In most sprints, you’ll wind up with a bunch of things that went well, and some that didn’t. Now comes the hard part: Choosing what to present to the Product Owner as a critical priority that should be considered for the very next sprint, identifying priorities that can wait until some later time, and committing as a team to experiments.
This section is usually different from the previous two because they’re often responses to things that went well or didn’t.
Start by saying: “Let’s walk through the things that went well, and see if there are any action items we want to take in the future.” Feel free to call out the obvious ones, but if necessary, read them back to the group, one at a time. Usually, it’s fairly self-explanatory.
If there are action items generated, write them on the third color of post-its. Note that you’re not looking for consensus yet, just to generate plausible actions that make sense.
Repeat this for the things that didn’t go well.
Most of the time, the group coalesces quickly around solutions, especially if they’re simple challenges. Sometimes there will be multiple action items for a problem that are alternative/competing options, and often there is some kind of experiment that can be tried to learn the best way forward. If it’s a complex decision that can’t be made quickly in the retro, put them together as a single action item as something that needs to be decided.
Now, you need to go through the action items list and determine which ones the group thinks are critical priorities that should be considered for the very next sprint. To be clear, if these action items impact the sprint backlog, prioritization remains entirely the PO’s decision. This is a chance for the team to advocate that something is considered – a negotiation that may continue over into sprint planning. These items should be moved to the bottom left of the wall sheet. Presumably, the PO is present in the room and can make the call on the fly, or let the team know she/he will think about it and decide before the next sprint starts.
Occasionally a team has a behavior or process change that emerges from the retro. These may be things that don’t directly impact a backlog nor capacity, from “Notice amount of Work In Process as individuals,” to “Use a different color on the Kanban board,” to “Turn on feature X in our tool Y.” The team may come up with agreements, such as “In the open office space, headphones on means ‘Don’t approach’ and headphones off means ‘I can chat.” These items can be handy to add to a team’s Working Agreement.
In Eric’s experience with retros, the majority of the action items are things that can be deferred. In that case, the post-its are moved to the bottom right side of the wall sheet. The ScrumMaster transfers them afterward to the backlog, in coordination with the PO. Nicole has recently been seeing some of her teams take retro items for immediate action into Sprint Planning and iterating quickly. Keep an eye on these items and ensure the team is incorporating changes with intention.
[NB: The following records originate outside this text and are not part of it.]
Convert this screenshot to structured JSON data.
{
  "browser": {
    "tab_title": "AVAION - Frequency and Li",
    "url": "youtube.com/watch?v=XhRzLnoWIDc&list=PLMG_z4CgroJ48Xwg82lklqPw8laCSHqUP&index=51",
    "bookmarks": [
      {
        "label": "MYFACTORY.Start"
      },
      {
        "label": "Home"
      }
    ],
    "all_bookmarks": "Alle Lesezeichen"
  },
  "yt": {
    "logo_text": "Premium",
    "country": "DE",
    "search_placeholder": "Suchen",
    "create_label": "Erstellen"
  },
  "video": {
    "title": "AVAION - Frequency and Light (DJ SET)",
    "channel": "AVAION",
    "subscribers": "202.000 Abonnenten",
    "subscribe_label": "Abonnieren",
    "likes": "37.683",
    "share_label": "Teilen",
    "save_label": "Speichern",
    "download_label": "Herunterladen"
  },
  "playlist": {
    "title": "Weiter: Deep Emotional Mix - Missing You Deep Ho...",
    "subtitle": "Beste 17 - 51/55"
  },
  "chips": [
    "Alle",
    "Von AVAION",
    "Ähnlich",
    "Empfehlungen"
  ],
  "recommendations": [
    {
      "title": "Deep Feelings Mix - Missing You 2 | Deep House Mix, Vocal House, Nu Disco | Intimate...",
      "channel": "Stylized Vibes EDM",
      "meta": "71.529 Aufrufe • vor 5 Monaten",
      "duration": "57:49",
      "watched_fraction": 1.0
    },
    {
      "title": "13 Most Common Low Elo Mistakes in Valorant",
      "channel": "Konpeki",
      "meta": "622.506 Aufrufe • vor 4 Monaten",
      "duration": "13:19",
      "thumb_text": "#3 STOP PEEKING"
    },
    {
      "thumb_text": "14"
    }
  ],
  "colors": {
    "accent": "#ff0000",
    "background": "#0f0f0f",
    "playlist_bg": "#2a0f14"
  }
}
Roll up the wall sheet, and keep it, so you can revisit it later if you need to. Take a picture of it, if you’d like, and store it somewhere that the whole team can access (a Slack channel, or a shared network drive).
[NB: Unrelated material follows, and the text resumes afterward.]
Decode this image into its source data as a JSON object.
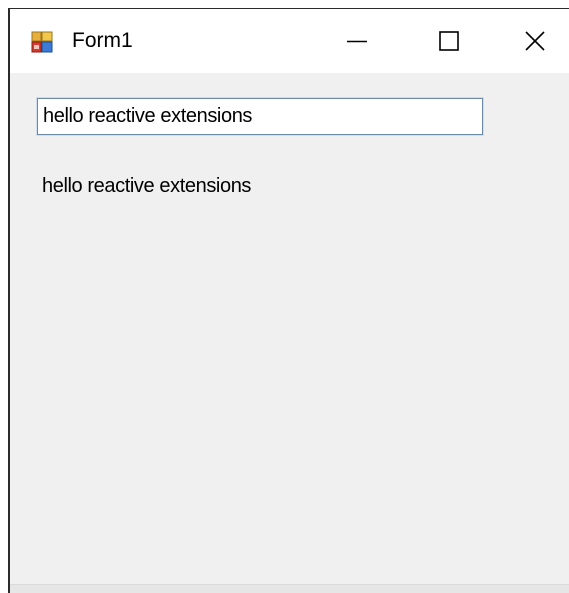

The ScrumMaster often has one more thing they need to do at the retro: Assess the team’s spirit. If it’s been a challenging sprint, don’t hesitate to point out something like “Team, that a rough one, no doubt, but we have a solid plan to make at least a dent in this problem. We’ve got this!” Use your best judgment as to how to read the room, but use this as a chance to bring home that the entire point of a retro is to let the team acknowledge and address issues on their own, as a team, and that’s part of what makes Agile special. There’s no need for anyone outside the team to push for improvement, the team chooses to be better next time on its own![/text_output][/vc_column][/vc_row]